Repairing the prostate gland is an important goal in regenerative medicine. However, finding the right cell for the job has proven to be a slow and tedious search.
To that end, Wei-Qiang Gao and his colleagues from Shanghai Jiao Tong University in Shanghai, China, used mesenchymal stem cells from human umbilical cord (hUC-MSCs) to test the ability of these cells to differentiate into prostate-specific cells. They combined hUC-MSCs with rat urogenital sinus stromal cells (rUGSSs) and then transplanted these cells into the renal capsule of BLB/c nude mice for two months. Cells tend to grow very well under the kidney capsule because this particular microenvironment has a very rich blood supply. Also the rUGSSs provide soluble, secreted factors that induce the hUC-MSCs to differentiate into prostate-specific cells.

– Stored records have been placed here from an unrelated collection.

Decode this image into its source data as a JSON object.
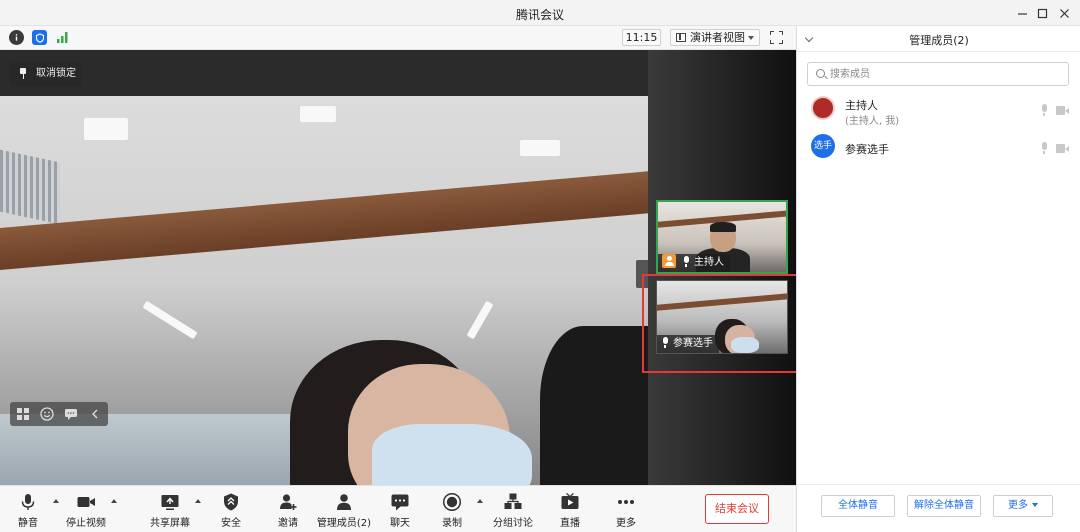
{
  "window": {
    "title": "腾讯会议"
  },
  "topbar": {
    "time": "11:15",
    "view_mode": "演讲者视图"
  },
  "stage": {
    "unlock_label": "取消锁定",
    "thumbnails": [
      {
        "name": "主持人",
        "role": "host"
      },
      {
        "name": "参赛选手",
        "role": "guest"
      }
    ]
  },
  "controls": {
    "mute": "静音",
    "stop_video": "停止视频",
    "share_screen": "共享屏幕",
    "security": "安全",
    "invite": "邀请",
    "manage_members": "管理成员(2)",
    "chat": "聊天",
    "record": "录制",
    "breakout": "分组讨论",
    "live": "直播",
    "more": "更多",
    "end_meeting": "结束会议"
  },
  "panel": {
    "title": "管理成员(2)",
    "search_placeholder": "搜索成员",
    "members": [
      {
        "name": "主持人",
        "sub": "(主持人, 我)",
        "avatar_text": ""
      },
      {
        "name": "参赛选手",
        "sub": "",
        "avatar_text": "选手"
      }
    ],
    "footer": {
      "mute_all": "全体静音",
      "unmute_all": "解除全体静音",
      "more": "更多"
    }
  },
  "colors": {
    "accent": "#1e6fe8",
    "danger": "#e53935",
    "active_border": "#33a552",
    "host_badge": "#f29a38"
  }
}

After removing the implanted tissue, analyses of the implanted cells showed that the hUC-MSCs differentiated into prostate epithelial-like cells. This was confirmed by the presence of prostate specific antigen on the surfaces of these hUC-MSCs. Prostate specific antigen is only found on prostate cells, which is the reason why this protein is such a good indicator of prostate cancer. Also, the hUC-MSCs formed prostatic glandular structures that had the same cellular architecture as a normal prostate (see figure F below). Additionally, the human origin of the hUC-MSCs was further confirmed by the detection of a protein called human nuclear antigen, which is specific to human cells.
This interesting paper shows that hUC-MSCs can differentiate into epithelial-like cells that are normally derived from embryonic endodermal tissue. This implies that MSCs from umbilical cord can be used to repair not only prostate glands, but also other endodermally-derived tissues.